Top of Records for this task

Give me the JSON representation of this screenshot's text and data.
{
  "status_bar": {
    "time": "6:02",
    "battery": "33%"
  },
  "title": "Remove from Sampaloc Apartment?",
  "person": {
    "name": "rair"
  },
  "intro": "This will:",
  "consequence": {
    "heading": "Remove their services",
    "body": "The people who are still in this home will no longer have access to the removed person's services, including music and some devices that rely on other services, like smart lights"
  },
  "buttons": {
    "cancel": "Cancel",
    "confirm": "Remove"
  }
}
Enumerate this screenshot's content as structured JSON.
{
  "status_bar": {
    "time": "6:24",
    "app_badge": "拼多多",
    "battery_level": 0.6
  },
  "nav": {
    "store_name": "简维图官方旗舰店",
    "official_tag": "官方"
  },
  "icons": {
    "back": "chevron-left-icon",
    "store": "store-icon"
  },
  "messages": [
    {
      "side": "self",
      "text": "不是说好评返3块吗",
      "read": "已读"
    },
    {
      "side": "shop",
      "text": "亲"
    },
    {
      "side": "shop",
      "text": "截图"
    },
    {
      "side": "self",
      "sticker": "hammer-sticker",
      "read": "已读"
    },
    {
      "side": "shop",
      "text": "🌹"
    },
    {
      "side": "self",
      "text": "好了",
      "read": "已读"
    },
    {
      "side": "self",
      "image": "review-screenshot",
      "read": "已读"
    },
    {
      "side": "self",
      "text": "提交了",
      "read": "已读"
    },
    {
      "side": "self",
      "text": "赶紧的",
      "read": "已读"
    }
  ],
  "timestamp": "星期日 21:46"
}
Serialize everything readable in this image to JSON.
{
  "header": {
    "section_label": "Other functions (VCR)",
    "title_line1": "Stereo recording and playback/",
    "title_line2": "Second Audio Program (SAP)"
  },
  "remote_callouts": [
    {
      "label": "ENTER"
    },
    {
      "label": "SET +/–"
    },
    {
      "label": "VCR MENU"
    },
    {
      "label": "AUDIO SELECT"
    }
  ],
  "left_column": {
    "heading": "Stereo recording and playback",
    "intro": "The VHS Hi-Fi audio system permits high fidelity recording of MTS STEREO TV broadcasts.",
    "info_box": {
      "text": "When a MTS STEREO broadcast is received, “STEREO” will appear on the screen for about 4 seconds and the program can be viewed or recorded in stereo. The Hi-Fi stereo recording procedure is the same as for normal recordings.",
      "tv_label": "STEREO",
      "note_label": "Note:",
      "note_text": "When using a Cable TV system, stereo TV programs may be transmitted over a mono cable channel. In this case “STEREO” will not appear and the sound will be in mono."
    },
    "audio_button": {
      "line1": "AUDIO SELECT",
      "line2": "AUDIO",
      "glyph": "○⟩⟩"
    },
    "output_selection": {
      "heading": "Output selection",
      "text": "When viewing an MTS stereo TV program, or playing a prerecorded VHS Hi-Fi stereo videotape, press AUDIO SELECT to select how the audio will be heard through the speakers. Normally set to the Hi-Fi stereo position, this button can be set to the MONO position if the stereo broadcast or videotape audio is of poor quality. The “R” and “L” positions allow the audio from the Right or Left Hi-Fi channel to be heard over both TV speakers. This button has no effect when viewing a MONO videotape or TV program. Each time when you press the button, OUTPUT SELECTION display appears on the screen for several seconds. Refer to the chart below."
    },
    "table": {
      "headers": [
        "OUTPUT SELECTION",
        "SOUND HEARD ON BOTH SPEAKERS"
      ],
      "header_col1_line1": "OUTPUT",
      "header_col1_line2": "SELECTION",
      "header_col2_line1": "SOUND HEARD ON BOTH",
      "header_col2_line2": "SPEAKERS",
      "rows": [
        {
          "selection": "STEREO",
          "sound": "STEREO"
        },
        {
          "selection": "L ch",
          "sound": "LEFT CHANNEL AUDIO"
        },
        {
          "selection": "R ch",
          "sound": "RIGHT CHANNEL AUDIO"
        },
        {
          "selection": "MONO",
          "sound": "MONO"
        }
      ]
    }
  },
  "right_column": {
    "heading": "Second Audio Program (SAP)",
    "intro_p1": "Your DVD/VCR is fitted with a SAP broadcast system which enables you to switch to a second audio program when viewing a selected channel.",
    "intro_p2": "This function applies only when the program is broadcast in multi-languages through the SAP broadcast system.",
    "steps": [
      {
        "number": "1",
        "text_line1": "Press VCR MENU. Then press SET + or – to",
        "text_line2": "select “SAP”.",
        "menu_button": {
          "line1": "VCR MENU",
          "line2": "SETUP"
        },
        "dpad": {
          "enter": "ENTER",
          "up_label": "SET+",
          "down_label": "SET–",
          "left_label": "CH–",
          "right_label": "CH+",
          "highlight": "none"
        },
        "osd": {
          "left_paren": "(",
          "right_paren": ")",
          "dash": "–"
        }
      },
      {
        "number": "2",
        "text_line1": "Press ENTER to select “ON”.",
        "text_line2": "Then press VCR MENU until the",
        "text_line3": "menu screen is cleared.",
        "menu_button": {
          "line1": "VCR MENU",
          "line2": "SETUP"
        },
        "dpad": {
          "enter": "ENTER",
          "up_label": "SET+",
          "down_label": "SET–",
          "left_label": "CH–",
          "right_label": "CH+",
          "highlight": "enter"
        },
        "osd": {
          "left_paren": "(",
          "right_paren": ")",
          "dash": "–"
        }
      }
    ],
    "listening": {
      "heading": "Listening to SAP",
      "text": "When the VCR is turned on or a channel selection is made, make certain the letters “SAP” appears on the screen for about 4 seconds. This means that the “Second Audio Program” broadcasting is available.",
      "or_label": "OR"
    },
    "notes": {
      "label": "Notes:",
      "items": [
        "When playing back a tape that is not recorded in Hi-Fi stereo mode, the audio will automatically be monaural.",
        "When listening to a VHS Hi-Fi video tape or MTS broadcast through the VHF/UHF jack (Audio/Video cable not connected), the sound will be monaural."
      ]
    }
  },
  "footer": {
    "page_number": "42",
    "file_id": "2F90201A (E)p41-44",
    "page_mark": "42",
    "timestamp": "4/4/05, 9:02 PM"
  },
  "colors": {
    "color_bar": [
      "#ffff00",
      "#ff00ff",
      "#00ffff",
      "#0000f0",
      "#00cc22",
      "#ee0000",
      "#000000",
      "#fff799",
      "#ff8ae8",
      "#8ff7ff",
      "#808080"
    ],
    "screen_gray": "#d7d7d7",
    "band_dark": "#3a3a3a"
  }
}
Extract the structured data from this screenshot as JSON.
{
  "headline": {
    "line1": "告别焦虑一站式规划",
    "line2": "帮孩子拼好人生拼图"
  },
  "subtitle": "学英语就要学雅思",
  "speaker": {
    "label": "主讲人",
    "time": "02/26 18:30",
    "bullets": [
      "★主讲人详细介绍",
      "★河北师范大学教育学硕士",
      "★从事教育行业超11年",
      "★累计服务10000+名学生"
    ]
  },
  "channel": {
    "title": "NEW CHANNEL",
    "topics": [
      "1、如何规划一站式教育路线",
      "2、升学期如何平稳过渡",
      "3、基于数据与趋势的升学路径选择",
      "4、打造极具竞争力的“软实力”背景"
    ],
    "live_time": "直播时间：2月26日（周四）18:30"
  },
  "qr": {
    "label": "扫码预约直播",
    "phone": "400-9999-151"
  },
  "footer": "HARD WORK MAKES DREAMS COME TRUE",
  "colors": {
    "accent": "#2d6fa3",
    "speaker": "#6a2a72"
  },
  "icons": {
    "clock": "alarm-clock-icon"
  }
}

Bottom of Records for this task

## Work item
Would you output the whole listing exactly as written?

## Written solution
Give me the JSON representation of this screenshot's text and data.
{
  "status_bar": {
    "time": "6:02",
    "battery": "33%"
  },
  "title": "Remove from Sampaloc Apartment?",
  "person": {
    "name": "rair"
  },
  "intro": "This will:",
  "consequence": {
    "heading": "Remove their services",
    "body": "The people who are still in this home will no longer have access to the removed person's services, including music and some devices that rely on other services, like smart lights"
  },
  "buttons": {
    "cancel": "Cancel",
    "confirm": "Remove"
  }
}
Enumerate this screenshot's content as structured JSON.
{
  "status_bar": {
    "time": "6:24",
    "app_badge": "拼多多",
    "battery_level": 0.6
  },
  "nav": {
    "store_name": "简维图官方旗舰店",
    "official_tag": "官方"
  },
  "icons": {
    "back": "chevron-left-icon",
    "store": "store-icon"
  },
  "messages": [
    {
      "side": "self",
      "text": "不是说好评返3块吗",
      "read": "已读"
    },
    {
      "side": "shop",
      "text": "亲"
    },
    {
      "side": "shop",
      "text": "截图"
    },
    {
      "side": "self",
      "sticker": "hammer-sticker",
      "read": "已读"
    },
    {
      "side": "shop",
      "text": "🌹"
    },
    {
      "side": "self",
      "text": "好了",
      "read": "已读"
    },
    {
      "side": "self",
      "image": "review-screenshot",
      "read": "已读"
    },
    {
      "side": "self",
      "text": "提交了",
      "read": "已读"
    },
    {
      "side": "self",
      "text": "赶紧的",
      "read": "已读"
    }
  ],
  "timestamp": "星期日 21:46"
}
Serialize everything readable in this image to JSON.
{
  "header": {
    "section_label": "Other functions (VCR)",
    "title_line1": "Stereo recording and playback/",
    "title_line2": "Second Audio Program (SAP)"
  },
  "remote_callouts": [
    {
      "label": "ENTER"
    },
    {
      "label": "SET +/–"
    },
    {
      "label": "VCR MENU"
    },
    {
      "label": "AUDIO SELECT"
    }
  ],
  "left_column": {
    "heading": "Stereo recording and playback",
    "intro": "The VHS Hi-Fi audio system permits high fidelity recording of MTS STEREO TV broadcasts.",
    "info_box": {
      "text": "When a MTS STEREO broadcast is received, “STEREO” will appear on the screen for about 4 seconds and the program can be viewed or recorded in stereo. The Hi-Fi stereo recording procedure is the same as for normal recordings.",
      "tv_label": "STEREO",
      "note_label": "Note:",
      "note_text": "When using a Cable TV system, stereo TV programs may be transmitted over a mono cable channel. In this case “STEREO” will not appear and the sound will be in mono."
    },
    "audio_button": {
      "line1": "AUDIO SELECT",
      "line2": "AUDIO",
      "glyph": "○⟩⟩"
    },
    "output_selection": {
      "heading": "Output selection",
      "text": "When viewing an MTS stereo TV program, or playing a prerecorded VHS Hi-Fi stereo videotape, press AUDIO SELECT to select how the audio will be heard through the speakers. Normally set to the Hi-Fi stereo position, this button can be set to the MONO position if the stereo broadcast or videotape audio is of poor quality. The “R” and “L” positions allow the audio from the Right or Left Hi-Fi channel to be heard over both TV speakers. This button has no effect when viewing a MONO videotape or TV program. Each time when you press the button, OUTPUT SELECTION display appears on the screen for several seconds. Refer to the chart below."
    },
    "table": {
      "headers": [
        "OUTPUT SELECTION",
        "SOUND HEARD ON BOTH SPEAKERS"
      ],
      "header_col1_line1": "OUTPUT",
      "header_col1_line2": "SELECTION",
      "header_col2_line1": "SOUND HEARD ON BOTH",
      "header_col2_line2": "SPEAKERS",
      "rows": [
        {
          "selection": "STEREO",
          "sound": "STEREO"
        },
        {
          "selection": "L ch",
          "sound": "LEFT CHANNEL AUDIO"
        },
        {
          "selection": "R ch",
          "sound": "RIGHT CHANNEL AUDIO"
        },
        {
          "selection": "MONO",
          "sound": "MONO"
        }
      ]
    }
  },
  "right_column": {
    "heading": "Second Audio Program (SAP)",
    "intro_p1": "Your DVD/VCR is fitted with a SAP broadcast system which enables you to switch to a second audio program when viewing a selected channel.",
    "intro_p2": "This function applies only when the program is broadcast in multi-languages through the SAP broadcast system.",
    "steps": [
      {
        "number": "1",
        "text_line1": "Press VCR MENU. Then press SET + or – to",
        "text_line2": "select “SAP”.",
        "menu_button": {
          "line1": "VCR MENU",
          "line2": "SETUP"
        },
        "dpad": {
          "enter": "ENTER",
          "up_label": "SET+",
          "down_label": "SET–",
          "left_label": "CH–",
          "right_label": "CH+",
          "highlight": "none"
        },
        "osd": {
          "left_paren": "(",
          "right_paren": ")",
          "dash": "–"
        }
      },
      {
        "number": "2",
        "text_line1": "Press ENTER to select “ON”.",
        "text_line2": "Then press VCR MENU until the",
        "text_line3": "menu screen is cleared.",
        "menu_button": {
          "line1": "VCR MENU",
          "line2": "SETUP"
        },
        "dpad": {
          "enter": "ENTER",
          "up_label": "SET+",
          "down_label": "SET–",
          "left_label": "CH–",
          "right_label": "CH+",
          "highlight": "enter"
        },
        "osd": {
          "left_paren": "(",
          "right_paren": ")",
          "dash": "–"
        }
      }
    ],
    "listening": {
      "heading": "Listening to SAP",
      "text": "When the VCR is turned on or a channel selection is made, make certain the letters “SAP” appears on the screen for about 4 seconds. This means that the “Second Audio Program” broadcasting is available.",
      "or_label": "OR"
    },
    "notes": {
      "label": "Notes:",
      "items": [
        "When playing back a tape that is not recorded in Hi-Fi stereo mode, the audio will automatically be monaural.",
        "When listening to a VHS Hi-Fi video tape or MTS broadcast through the VHF/UHF jack (Audio/Video cable not connected), the sound will be monaural."
      ]
    }
  },
  "footer": {
    "page_number": "42",
    "file_id": "2F90201A (E)p41-44",
    "page_mark": "42",
    "timestamp": "4/4/05, 9:02 PM"
  },
  "colors": {
    "color_bar": [
      "#ffff00",
      "#ff00ff",
      "#00ffff",
      "#0000f0",
      "#00cc22",
      "#ee0000",
      "#000000",
      "#fff799",
      "#ff8ae8",
      "#8ff7ff",
      "#808080"
    ],
    "screen_gray": "#d7d7d7",
    "band_dark": "#3a3a3a"
  }
}
Extract the structured data from this screenshot as JSON.
{
  "headline": {
    "line1": "告别焦虑一站式规划",
    "line2": "帮孩子拼好人生拼图"
  },
  "subtitle": "学英语就要学雅思",
  "speaker": {
    "label": "主讲人",
    "time": "02/26 18:30",
    "bullets": [
      "★主讲人详细介绍",
      "★河北师范大学教育学硕士",
      "★从事教育行业超11年",
      "★累计服务10000+名学生"
    ]
  },
  "channel": {
    "title": "NEW CHANNEL",
    "topics": [
      "1、如何规划一站式教育路线",
      "2、升学期如何平稳过渡",
      "3、基于数据与趋势的升学路径选择",
      "4、打造极具竞争力的“软实力”背景"
    ],
    "live_time": "直播时间：2月26日（周四）18:30"
  },
  "qr": {
    "label": "扫码预约直播",
    "phone": "400-9999-151"
  },
  "footer": "HARD WORK MAKES DREAMS COME TRUE",
  "colors": {
    "accent": "#2d6fa3",
    "speaker": "#6a2a72"
  },
  "icons": {
    "clock": "alarm-clock-icon"
  }
}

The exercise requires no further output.